Category Archives: Alfa Romeo

Front Shock Fitment: Alfa Romeo

Step by step replacement guide for 01.11 Mito Model

With nearly 18,000 of these models on the road in the UK, the chances that your workshop will be faced
with a shock absorber replacement are fairly high. This job should take roughly one hour per side and should be undertaken following our expert instructions.

Getting started

Remove the tyre. Now release the ABS sensor cable from it’s clip, then the brake hose (see Fig 1).

Undo the clip on the left and keep it safely stored (see Fig 2).


Then undo the brake hose clip (see Fig 3).


Raise the height of the vehicle then remove the bottom two bolts from the strut (see Fig 4).

fig 4

Strut assembly

Under the bonnet, remove both windscreen wipers and the scuttle panel (see Fig 5).


Loosen the top nut and, whilst supporting the strut below, remove the nut and lift out the strut assembly (see Fig 6).


Use a good quality coil spring compressor to safely disassemble the unit.When assembling the new KYB shock absorber, coil spring, protection kit and top mount, check the end of the coil spring is aligned at the correct point on the spring seat (see Fig 7).


Gripping stuff

Ensure you tighten the top mount to the correct torque. It’s essential that you never use mole grips to steady the piston rod whilst assembling the unit – the grip can damage the smooth chrome coating on
the piston rod which will result in it not having perfect contact with the oil seal, causing premature leaking (see Fig 8).

The assembled suspension unit can now be offered up under the wheel arch and fixed in position from the top first, tightened to the correct torque. Use a small jack to support the wheel hub weight (see Fig 9).

Lower the vehicle and finish tightening the top nut to the correct torque.
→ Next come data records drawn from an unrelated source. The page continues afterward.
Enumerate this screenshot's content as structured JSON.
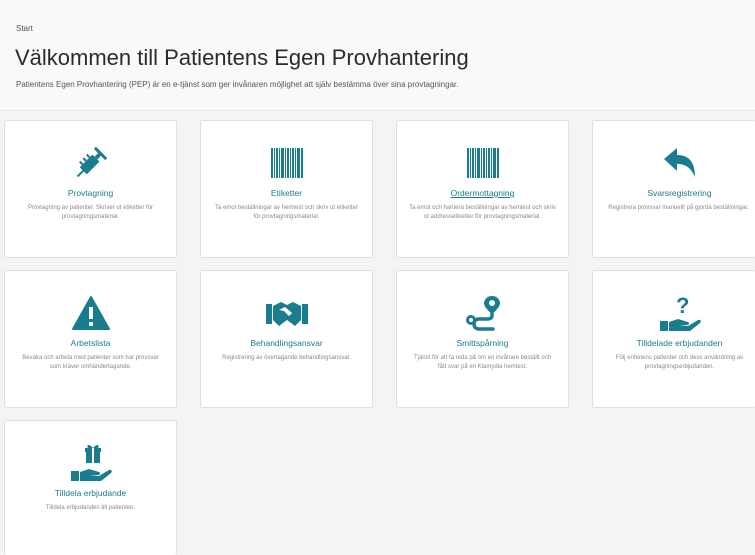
{
  "header": {
    "breadcrumb": "Start",
    "title": "Välkommen till Patientens Egen Provhantering",
    "subtitle": "Patientens Egen Provhantering (PEP) är en e-tjänst som ger invånaren möjlighet att själv bestämma över sina provtagningar."
  },
  "accent_color": "#1a7c8f",
  "cards": [
    {
      "title": "Provtagning",
      "icon": "syringe-icon",
      "desc": "Provtagning av patienter. Skriver ut etiketter för provtagningsmaterial."
    },
    {
      "title": "Etiketter",
      "icon": "barcode-icon",
      "desc": "Ta emot beställningar av hemtest och skriv ut etiketter för provtagningsmaterial."
    },
    {
      "title": "Ordermottagning",
      "icon": "barcode-icon",
      "desc": "Ta emot och hantera beställningar av hemtest och skriv ut addressetiketter för provtagningsmaterial."
    },
    {
      "title": "Svarsregistrering",
      "icon": "reply-arrow-icon",
      "desc": "Registrera provsvar manuellt på gjorda beställningar."
    },
    {
      "title": "Arbetslista",
      "icon": "warning-icon",
      "desc": "Bevaka och arbeta med patienter som har provsvar som kräver omhändertagande."
    },
    {
      "title": "Behandlingsansvar",
      "icon": "handshake-icon",
      "desc": "Registrering av övertagande behandlingsansvar."
    },
    {
      "title": "Smittspårning",
      "icon": "route-icon",
      "desc": "Tjänst för att ta reda på om en invånare beställt och fått svar på en Klamydia hemtest."
    },
    {
      "title": "Tilldelade erbjudanden",
      "icon": "hand-question-icon",
      "desc": "Följ enhetens patienter och dess användning av provtagningserbjudanden."
    },
    {
      "title": "Tilldela erbjudande",
      "icon": "hand-gift-icon",
      "desc": "Tilldela erbjudanden till patienten."
    }
  ]
}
Then you can replace the bulk head, windscreen wipers and scuttle panel, not forgetting the small clip to the side of the bottom bracket see Fig 10).


Always fit in pairs!

KYB advises that you check the wheel alignment after the shock absorber is fitted to the vehicle and that shock absorbers and coil springs are always fitted in pairs.

Can one engine oil be used for all makes of vehicle?

Comma explains why you should beware the ‘one-product-fits-all’ trap.

Comma periodically issues ‘Tech Talk’ training and information bulletins to help workshop technicians stay abreast of the latest developments and applications in lubricants, coolants, brake fluids and maintenance chemicals.

A recent bulletin reflects on how the once common practice of relying on a single barrel of 10W-40 for use on virtually every vehicle service has had to yield to strict ‘selection by application’ disciplines dictated by modern exhaust after-treatment systems based around three-way catalytic converters (CATs) and diesel particulate filters (DPFs). Such systems are highly sensitive to unwanted sulphated ash, phosphorous and sulphur – so called SAPS – in exhaust gases. It’s a problem that was addressed by ACEA when it introduced the ‘C’ category of reduced or low SAPS oils.

A suitable fit?

Headlined ‘There’s more to oil than “C3”, the bulletin cautions against stocking a single product – in this case ACEA C3 low SAPS engine oil – for use on all vehicles. It says that even though an oil is legitimately coded C3, it is a mistake to assume that it will be a suitable fit for every vehicle requiring an ACEA C3 oil.

As Comma points out, VMs now demand something very much more ‘bespoke’, and have their own distinct formulations for the ACEA C3 oils they specify for their engines. It is also the case that ACEA C3 isn’t only used with 5W-30 grades – certain Alfa Romeo and Fiat engines require ACEA C3 as a 5W-40 grade.

To illustrate the point, the bulletin uses spider charts below to show how certain oil specifications of VW, GM and Mercedes Benz differ greatly, one from another, while still conforming to – and in some areas exceeding – the ACEA C3 performance levels. The bulletin draws the conclusion that, by itself “ACEA C3 doesn’t always match VM specification.”

ACEA C3 vs VW 504 00/VW 507 00
ACEA C3 vs Vauxhall (GM) dexos 2
engine oil
ACEA C3 vs Mercedes-Benz MB 229.51

Trustworthy application data

With VMs’ lubricant recommendations now widely written-in as warranty critical requirements, the safest way to ensure correct selection is to use an up-to-date and trustworthy application tool, such as Here, technicians will find complete ranges of Comma engine oils, antifreeze and coolants in which they can have total confidence, covered as they are by the brand’s unique 100% ‘Compatibility Guarantee’ and embracing all European vehicles dating back over 30 years.